- **WORK REQUIRED**
Scan the records below, and wherever a line has the word "file", pull it out.

*** Begin section ***

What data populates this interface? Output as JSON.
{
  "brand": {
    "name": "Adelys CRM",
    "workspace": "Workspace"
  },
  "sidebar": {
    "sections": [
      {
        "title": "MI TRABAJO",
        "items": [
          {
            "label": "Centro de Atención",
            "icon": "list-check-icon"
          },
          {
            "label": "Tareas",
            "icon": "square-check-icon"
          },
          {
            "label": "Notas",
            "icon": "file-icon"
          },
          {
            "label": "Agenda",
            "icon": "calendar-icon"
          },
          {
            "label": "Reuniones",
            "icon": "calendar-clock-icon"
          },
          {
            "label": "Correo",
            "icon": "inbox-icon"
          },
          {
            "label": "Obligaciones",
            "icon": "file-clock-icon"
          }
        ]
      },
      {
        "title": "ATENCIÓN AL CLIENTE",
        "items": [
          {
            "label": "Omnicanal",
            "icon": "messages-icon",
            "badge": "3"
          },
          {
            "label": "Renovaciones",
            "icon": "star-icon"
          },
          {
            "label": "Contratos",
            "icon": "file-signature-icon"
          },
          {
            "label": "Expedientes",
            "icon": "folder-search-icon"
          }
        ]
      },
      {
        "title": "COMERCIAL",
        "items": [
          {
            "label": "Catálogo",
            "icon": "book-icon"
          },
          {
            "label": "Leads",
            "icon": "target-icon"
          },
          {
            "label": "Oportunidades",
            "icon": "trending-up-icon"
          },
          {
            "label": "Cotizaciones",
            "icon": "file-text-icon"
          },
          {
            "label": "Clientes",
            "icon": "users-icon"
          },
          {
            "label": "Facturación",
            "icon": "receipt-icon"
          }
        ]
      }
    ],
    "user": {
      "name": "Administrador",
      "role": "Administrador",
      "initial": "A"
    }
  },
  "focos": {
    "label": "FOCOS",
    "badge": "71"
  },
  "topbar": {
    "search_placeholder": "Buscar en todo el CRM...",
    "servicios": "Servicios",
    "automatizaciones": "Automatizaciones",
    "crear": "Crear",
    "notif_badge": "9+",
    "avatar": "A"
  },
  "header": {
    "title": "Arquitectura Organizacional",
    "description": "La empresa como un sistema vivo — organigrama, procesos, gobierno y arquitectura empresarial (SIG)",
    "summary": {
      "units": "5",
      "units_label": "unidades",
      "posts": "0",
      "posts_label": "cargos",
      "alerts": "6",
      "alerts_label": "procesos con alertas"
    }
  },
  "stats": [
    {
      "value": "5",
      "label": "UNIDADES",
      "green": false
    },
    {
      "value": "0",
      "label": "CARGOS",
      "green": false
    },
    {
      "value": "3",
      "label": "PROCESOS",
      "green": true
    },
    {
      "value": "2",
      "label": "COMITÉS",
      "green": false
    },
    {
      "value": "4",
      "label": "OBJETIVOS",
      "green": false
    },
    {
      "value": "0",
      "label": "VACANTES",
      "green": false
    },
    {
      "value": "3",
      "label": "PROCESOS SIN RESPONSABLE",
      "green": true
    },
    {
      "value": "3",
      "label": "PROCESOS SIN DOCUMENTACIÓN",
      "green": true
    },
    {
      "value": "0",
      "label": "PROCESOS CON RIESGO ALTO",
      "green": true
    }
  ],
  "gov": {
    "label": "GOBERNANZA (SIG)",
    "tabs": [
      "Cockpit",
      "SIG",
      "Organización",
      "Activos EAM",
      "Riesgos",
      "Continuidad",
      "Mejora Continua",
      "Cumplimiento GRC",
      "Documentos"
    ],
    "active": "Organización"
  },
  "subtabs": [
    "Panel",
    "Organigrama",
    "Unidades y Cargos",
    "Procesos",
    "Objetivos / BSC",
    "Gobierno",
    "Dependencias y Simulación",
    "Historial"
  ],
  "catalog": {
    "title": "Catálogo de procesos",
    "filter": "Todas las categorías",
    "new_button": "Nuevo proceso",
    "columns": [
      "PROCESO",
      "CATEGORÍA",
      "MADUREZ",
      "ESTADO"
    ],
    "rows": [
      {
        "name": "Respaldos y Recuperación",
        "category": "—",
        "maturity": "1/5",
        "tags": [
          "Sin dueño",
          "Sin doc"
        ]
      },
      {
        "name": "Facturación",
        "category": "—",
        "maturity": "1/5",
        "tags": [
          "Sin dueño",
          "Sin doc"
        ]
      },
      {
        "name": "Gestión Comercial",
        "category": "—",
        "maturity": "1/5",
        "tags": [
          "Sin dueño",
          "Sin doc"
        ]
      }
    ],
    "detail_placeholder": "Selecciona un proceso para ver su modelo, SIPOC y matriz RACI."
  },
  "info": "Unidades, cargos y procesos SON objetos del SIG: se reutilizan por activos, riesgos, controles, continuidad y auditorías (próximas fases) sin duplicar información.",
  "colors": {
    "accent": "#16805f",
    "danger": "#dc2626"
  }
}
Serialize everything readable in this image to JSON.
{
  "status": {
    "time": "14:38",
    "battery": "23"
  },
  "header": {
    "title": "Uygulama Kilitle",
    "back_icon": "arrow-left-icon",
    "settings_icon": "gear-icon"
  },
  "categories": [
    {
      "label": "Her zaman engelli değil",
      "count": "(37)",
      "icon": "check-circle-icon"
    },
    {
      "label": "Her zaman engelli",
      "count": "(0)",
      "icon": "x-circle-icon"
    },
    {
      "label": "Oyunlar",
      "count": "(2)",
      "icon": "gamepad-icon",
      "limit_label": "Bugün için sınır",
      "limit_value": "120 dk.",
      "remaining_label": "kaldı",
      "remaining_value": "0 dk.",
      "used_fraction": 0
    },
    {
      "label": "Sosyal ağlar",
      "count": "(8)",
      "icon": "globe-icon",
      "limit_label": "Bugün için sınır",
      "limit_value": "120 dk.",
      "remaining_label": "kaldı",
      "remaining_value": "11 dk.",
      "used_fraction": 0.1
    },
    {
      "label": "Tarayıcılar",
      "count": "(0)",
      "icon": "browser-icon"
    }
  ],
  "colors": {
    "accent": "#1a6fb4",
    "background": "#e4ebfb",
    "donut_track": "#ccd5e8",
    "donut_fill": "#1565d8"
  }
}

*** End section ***

- **REPLY**
            "icon": "file-icon"
            "icon": "file-clock-icon"
            "icon": "file-signature-icon"
            "icon": "file-text-icon"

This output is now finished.